TASK DESCRIPTION: Please write out every entry below, word for word.

EXTRACTED DATA:
--------------------------------------------------

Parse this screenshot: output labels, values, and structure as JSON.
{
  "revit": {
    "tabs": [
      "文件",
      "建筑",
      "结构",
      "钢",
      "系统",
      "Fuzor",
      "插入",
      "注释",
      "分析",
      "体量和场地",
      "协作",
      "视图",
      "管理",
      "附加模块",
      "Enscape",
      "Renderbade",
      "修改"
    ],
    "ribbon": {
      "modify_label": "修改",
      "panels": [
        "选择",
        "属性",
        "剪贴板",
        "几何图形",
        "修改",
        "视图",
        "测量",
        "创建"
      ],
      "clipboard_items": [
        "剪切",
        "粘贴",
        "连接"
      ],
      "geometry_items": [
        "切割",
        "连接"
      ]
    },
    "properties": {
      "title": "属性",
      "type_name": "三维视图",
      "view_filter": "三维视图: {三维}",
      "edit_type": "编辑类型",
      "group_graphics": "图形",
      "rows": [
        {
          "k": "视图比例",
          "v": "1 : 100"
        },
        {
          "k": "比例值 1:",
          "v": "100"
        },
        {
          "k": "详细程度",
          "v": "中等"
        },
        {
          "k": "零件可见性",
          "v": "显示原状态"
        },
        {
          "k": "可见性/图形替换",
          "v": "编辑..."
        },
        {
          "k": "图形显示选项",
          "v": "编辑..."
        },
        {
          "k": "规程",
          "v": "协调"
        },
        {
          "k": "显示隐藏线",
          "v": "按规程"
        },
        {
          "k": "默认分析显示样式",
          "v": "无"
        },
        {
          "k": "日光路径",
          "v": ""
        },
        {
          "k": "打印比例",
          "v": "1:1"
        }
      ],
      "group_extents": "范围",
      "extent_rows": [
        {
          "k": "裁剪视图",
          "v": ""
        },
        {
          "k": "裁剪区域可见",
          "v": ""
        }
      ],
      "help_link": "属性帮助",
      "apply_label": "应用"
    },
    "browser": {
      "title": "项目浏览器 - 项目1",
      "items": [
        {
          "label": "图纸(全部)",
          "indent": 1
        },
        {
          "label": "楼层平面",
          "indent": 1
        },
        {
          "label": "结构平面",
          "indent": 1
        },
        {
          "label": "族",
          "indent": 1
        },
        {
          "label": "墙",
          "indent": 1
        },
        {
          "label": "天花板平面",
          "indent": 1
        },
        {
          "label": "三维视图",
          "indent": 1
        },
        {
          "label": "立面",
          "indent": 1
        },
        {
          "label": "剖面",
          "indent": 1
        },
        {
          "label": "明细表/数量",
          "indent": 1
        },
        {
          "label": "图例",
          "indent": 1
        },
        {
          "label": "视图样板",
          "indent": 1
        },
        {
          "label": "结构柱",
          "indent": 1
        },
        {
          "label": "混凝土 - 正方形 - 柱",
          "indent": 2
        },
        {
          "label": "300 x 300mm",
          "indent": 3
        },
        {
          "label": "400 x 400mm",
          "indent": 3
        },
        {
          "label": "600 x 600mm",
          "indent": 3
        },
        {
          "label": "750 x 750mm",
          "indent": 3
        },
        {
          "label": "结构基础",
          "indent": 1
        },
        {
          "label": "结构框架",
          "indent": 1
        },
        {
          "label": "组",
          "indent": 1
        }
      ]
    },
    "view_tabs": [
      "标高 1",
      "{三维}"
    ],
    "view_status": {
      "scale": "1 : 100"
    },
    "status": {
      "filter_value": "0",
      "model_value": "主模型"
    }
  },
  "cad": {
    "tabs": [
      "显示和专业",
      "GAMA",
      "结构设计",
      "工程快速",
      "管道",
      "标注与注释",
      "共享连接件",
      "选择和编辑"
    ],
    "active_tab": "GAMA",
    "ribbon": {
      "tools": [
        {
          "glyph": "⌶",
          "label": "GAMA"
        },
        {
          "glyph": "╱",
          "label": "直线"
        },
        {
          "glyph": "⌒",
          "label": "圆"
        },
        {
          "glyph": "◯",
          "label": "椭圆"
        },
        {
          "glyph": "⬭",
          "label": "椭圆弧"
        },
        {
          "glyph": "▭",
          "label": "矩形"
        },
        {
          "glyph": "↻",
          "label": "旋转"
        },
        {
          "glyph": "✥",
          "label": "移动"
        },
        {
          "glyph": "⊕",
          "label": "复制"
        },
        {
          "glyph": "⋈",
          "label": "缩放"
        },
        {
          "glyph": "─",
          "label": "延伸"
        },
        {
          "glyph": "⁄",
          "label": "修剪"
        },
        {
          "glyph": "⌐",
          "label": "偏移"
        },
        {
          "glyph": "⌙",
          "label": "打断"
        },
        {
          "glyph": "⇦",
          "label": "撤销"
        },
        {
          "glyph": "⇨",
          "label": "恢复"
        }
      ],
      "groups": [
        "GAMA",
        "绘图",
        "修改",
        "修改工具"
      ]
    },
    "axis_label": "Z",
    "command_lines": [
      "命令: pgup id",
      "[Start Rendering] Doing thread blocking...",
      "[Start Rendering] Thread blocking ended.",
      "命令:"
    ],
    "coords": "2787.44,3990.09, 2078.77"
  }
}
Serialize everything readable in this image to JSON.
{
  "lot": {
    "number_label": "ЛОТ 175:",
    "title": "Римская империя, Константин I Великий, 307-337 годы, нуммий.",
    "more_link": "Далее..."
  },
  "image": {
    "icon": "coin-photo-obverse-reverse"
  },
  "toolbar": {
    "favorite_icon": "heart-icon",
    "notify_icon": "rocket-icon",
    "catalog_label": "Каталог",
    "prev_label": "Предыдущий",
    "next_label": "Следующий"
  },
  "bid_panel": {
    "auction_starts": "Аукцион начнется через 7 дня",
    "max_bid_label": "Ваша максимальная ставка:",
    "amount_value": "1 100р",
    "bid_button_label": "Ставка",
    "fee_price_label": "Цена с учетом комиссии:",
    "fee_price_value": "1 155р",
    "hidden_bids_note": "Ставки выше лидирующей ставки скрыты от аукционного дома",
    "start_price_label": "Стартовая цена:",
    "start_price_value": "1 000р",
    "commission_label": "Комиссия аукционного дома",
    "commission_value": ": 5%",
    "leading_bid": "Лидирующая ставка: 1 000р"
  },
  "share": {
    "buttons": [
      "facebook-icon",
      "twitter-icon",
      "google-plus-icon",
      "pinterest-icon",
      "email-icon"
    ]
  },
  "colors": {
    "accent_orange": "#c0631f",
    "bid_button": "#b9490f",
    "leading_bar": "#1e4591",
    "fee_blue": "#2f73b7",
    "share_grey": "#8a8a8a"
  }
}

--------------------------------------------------

ANSWER SECTION:
Parse this screenshot: output labels, values, and structure as JSON.
{
  "revit": {
    "tabs": [
      "文件",
      "建筑",
      "结构",
      "钢",
      "系统",
      "Fuzor",
      "插入",
      "注释",
      "分析",
      "体量和场地",
      "协作",
      "视图",
      "管理",
      "附加模块",
      "Enscape",
      "Renderbade",
      "修改"
    ],
    "ribbon": {
      "modify_label": "修改",
      "panels": [
        "选择",
        "属性",
        "剪贴板",
        "几何图形",
        "修改",
        "视图",
        "测量",
        "创建"
      ],
      "clipboard_items": [
        "剪切",
        "粘贴",
        "连接"
      ],
      "geometry_items": [
        "切割",
        "连接"
      ]
    },
    "properties": {
      "title": "属性",
      "type_name": "三维视图",
      "view_filter": "三维视图: {三维}",
      "edit_type": "编辑类型",
      "group_graphics": "图形",
      "rows": [
        {
          "k": "视图比例",
          "v": "1 : 100"
        },
        {
          "k": "比例值 1:",
          "v": "100"
        },
        {
          "k": "详细程度",
          "v": "中等"
        },
        {
          "k": "零件可见性",
          "v": "显示原状态"
        },
        {
          "k": "可见性/图形替换",
          "v": "编辑..."
        },
        {
          "k": "图形显示选项",
          "v": "编辑..."
        },
        {
          "k": "规程",
          "v": "协调"
        },
        {
          "k": "显示隐藏线",
          "v": "按规程"
        },
        {
          "k": "默认分析显示样式",
          "v": "无"
        },
        {
          "k": "日光路径",
          "v": ""
        },
        {
          "k": "打印比例",
          "v": "1:1"
        }
      ],
      "group_extents": "范围",
      "extent_rows": [
        {
          "k": "裁剪视图",
          "v": ""
        },
        {
          "k": "裁剪区域可见",
          "v": ""
        }
      ],
      "help_link": "属性帮助",
      "apply_label": "应用"
    },
    "browser": {
      "title": "项目浏览器 - 项目1",
      "items": [
        {
          "label": "图纸(全部)",
          "indent": 1
        },
        {
          "label": "楼层平面",
          "indent": 1
        },
        {
          "label": "结构平面",
          "indent": 1
        },
        {
          "label": "族",
          "indent": 1
        },
        {
          "label": "墙",
          "indent": 1
        },
        {
          "label": "天花板平面",
          "indent": 1
        },
        {
          "label": "三维视图",
          "indent": 1
        },
        {
          "label": "立面",
          "indent": 1
        },
        {
          "label": "剖面",
          "indent": 1
        },
        {
          "label": "明细表/数量",
          "indent": 1
        },
        {
          "label": "图例",
          "indent": 1
        },
        {
          "label": "视图样板",
          "indent": 1
        },
        {
          "label": "结构柱",
          "indent": 1
        },
        {
          "label": "混凝土 - 正方形 - 柱",
          "indent": 2
        },
        {
          "label": "300 x 300mm",
          "indent": 3
        },
        {
          "label": "400 x 400mm",
          "indent": 3
        },
        {
          "label": "600 x 600mm",
          "indent": 3
        },
        {
          "label": "750 x 750mm",
          "indent": 3
        },
        {
          "label": "结构基础",
          "indent": 1
        },
        {
          "label": "结构框架",
          "indent": 1
        },
        {
          "label": "组",
          "indent": 1
        }
      ]
    },
    "view_tabs": [
      "标高 1",
      "{三维}"
    ],
    "view_status": {
      "scale": "1 : 100"
    },
    "status": {
      "filter_value": "0",
      "model_value": "主模型"
    }
  },
  "cad": {
    "tabs": [
      "显示和专业",
      "GAMA",
      "结构设计",
      "工程快速",
      "管道",
      "标注与注释",
      "共享连接件",
      "选择和编辑"
    ],
    "active_tab": "GAMA",
    "ribbon": {
      "tools": [
        {
          "glyph": "⌶",
          "label": "GAMA"
        },
        {
          "glyph": "╱",
          "label": "直线"
        },
        {
          "glyph": "⌒",
          "label": "圆"
        },
        {
          "glyph": "◯",
          "label": "椭圆"
        },
        {
          "glyph": "⬭",
          "label": "椭圆弧"
        },
        {
          "glyph": "▭",
          "label": "矩形"
        },
        {
          "glyph": "↻",
          "label": "旋转"
        },
        {
          "glyph": "✥",
          "label": "移动"
        },
        {
          "glyph": "⊕",
          "label": "复制"
        },
        {
          "glyph": "⋈",
          "label": "缩放"
        },
        {
          "glyph": "─",
          "label": "延伸"
        },
        {
          "glyph": "⁄",
          "label": "修剪"
        },
        {
          "glyph": "⌐",
          "label": "偏移"
        },
        {
          "glyph": "⌙",
          "label": "打断"
        },
        {
          "glyph": "⇦",
          "label": "撤销"
        },
        {
          "glyph": "⇨",
          "label": "恢复"
        }
      ],
      "groups": [
        "GAMA",
        "绘图",
        "修改",
        "修改工具"
      ]
    },
    "axis_label": "Z",
    "command_lines": [
      "命令: pgup id",
      "[Start Rendering] Doing thread blocking...",
      "[Start Rendering] Thread blocking ended.",
      "命令:"
    ],
    "coords": "2787.44,3990.09, 2078.77"
  }
}
Serialize everything readable in this image to JSON.
{
  "lot": {
    "number_label": "ЛОТ 175:",
    "title": "Римская империя, Константин I Великий, 307-337 годы, нуммий.",
    "more_link": "Далее..."
  },
  "image": {
    "icon": "coin-photo-obverse-reverse"
  },
  "toolbar": {
    "favorite_icon": "heart-icon",
    "notify_icon": "rocket-icon",
    "catalog_label": "Каталог",
    "prev_label": "Предыдущий",
    "next_label": "Следующий"
  },
  "bid_panel": {
    "auction_starts": "Аукцион начнется через 7 дня",
    "max_bid_label": "Ваша максимальная ставка:",
    "amount_value": "1 100р",
    "bid_button_label": "Ставка",
    "fee_price_label": "Цена с учетом комиссии:",
    "fee_price_value": "1 155р",
    "hidden_bids_note": "Ставки выше лидирующей ставки скрыты от аукционного дома",
    "start_price_label": "Стартовая цена:",
    "start_price_value": "1 000р",
    "commission_label": "Комиссия аукционного дома",
    "commission_value": ": 5%",
    "leading_bid": "Лидирующая ставка: 1 000р"
  },
  "share": {
    "buttons": [
      "facebook-icon",
      "twitter-icon",
      "google-plus-icon",
      "pinterest-icon",
      "email-icon"
    ]
  },
  "colors": {
    "accent_orange": "#c0631f",
    "bid_button": "#b9490f",
    "leading_bar": "#1e4591",
    "fee_blue": "#2f73b7",
    "share_grey": "#8a8a8a"
  }
}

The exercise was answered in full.